WORK ORDER: Extract the entries in their exact form.

GIVEN DATA:
□ □ □ □ □ □ □

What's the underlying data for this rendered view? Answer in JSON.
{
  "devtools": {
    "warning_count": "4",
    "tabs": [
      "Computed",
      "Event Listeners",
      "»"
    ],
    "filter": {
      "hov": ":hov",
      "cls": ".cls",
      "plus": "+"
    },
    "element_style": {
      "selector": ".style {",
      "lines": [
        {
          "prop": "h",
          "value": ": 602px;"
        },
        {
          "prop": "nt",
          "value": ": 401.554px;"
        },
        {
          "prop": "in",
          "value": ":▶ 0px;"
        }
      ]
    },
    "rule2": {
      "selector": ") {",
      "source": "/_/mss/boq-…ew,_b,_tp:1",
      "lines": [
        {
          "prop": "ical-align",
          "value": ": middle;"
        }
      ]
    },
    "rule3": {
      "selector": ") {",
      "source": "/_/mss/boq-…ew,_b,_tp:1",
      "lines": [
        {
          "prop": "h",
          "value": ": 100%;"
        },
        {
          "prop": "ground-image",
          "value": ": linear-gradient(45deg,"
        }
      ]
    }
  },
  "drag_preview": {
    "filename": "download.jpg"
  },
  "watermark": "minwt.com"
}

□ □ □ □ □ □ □

TASK OUTPUT:
What's the underlying data for this rendered view? Answer in JSON.
{
  "devtools": {
    "warning_count": "4",
    "tabs": [
      "Computed",
      "Event Listeners",
      "»"
    ],
    "filter": {
      "hov": ":hov",
      "cls": ".cls",
      "plus": "+"
    },
    "element_style": {
      "selector": ".style {",
      "lines": [
        {
          "prop": "h",
          "value": ": 602px;"
        },
        {
          "prop": "nt",
          "value": ": 401.554px;"
        },
        {
          "prop": "in",
          "value": ":▶ 0px;"
        }
      ]
    },
    "rule2": {
      "selector": ") {",
      "source": "/_/mss/boq-…ew,_b,_tp:1",
      "lines": [
        {
          "prop": "ical-align",
          "value": ": middle;"
        }
      ]
    },
    "rule3": {
      "selector": ") {",
      "source": "/_/mss/boq-…ew,_b,_tp:1",
      "lines": [
        {
          "prop": "h",
          "value": ": 100%;"
        },
        {
          "prop": "ground-image",
          "value": ": linear-gradient(45deg,"
        }
      ]
    }
  },
  "drag_preview": {
    "filename": "download.jpg"
  },
  "watermark": "minwt.com"
}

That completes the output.